## About this task
Only lines with the word "existing" are wanted; copy each of them from the listing below.

*** Records for this task ***

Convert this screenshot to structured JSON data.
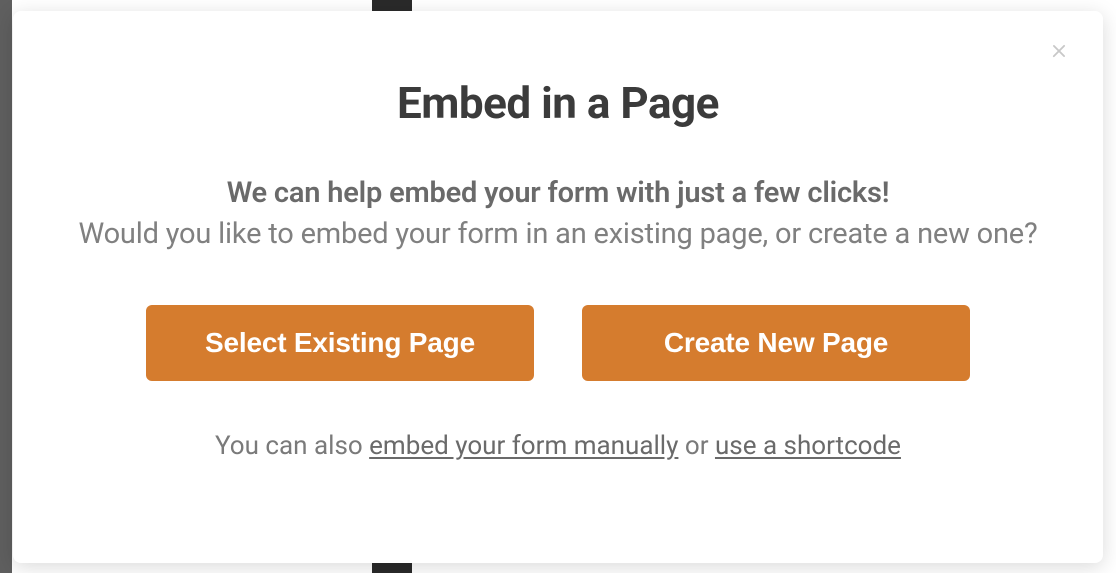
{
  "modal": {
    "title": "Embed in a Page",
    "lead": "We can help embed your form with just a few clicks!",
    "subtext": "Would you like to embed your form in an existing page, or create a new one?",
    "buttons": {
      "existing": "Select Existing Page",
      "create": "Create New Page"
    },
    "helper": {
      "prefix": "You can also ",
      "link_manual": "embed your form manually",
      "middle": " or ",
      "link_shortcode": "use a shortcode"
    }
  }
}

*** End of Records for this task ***
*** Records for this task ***

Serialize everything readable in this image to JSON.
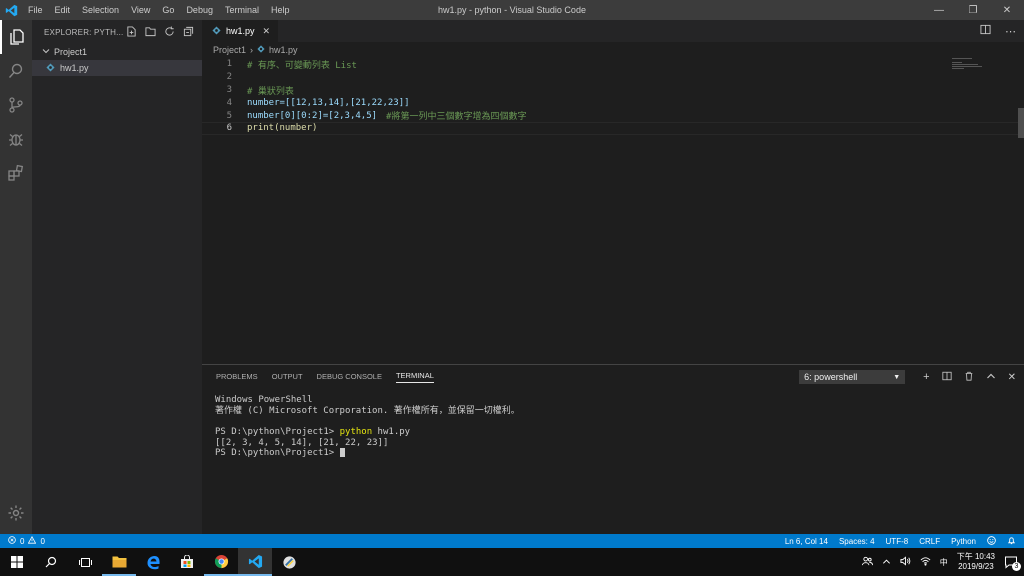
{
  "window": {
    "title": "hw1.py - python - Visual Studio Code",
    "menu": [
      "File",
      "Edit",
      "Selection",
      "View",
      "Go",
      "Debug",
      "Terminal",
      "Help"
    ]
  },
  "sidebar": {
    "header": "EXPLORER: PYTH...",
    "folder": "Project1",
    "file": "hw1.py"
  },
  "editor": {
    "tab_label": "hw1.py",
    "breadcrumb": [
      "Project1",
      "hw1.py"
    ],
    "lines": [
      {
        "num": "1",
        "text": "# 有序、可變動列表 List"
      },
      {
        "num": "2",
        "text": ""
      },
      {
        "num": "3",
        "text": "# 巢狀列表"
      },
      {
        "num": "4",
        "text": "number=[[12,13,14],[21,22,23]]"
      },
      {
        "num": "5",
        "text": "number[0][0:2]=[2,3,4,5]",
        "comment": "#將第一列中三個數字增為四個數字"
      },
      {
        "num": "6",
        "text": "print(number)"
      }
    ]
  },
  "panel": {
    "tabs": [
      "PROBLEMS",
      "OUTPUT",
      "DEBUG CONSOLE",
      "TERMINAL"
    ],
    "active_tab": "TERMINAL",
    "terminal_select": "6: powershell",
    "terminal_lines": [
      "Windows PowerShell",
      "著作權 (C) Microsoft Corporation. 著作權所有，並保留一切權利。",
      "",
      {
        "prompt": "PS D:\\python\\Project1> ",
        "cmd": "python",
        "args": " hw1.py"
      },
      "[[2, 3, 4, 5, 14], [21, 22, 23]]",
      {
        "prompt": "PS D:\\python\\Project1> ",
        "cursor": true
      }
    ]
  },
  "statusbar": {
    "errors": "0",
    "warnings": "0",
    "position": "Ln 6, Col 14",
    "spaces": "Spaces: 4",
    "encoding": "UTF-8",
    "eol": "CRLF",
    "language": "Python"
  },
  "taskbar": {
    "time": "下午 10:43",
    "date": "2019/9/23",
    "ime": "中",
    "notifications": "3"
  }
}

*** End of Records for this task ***

## Answer for the task
    "subtext": "Would you like to embed your form in an existing page, or create a new one?",
      "existing": "Select Existing Page",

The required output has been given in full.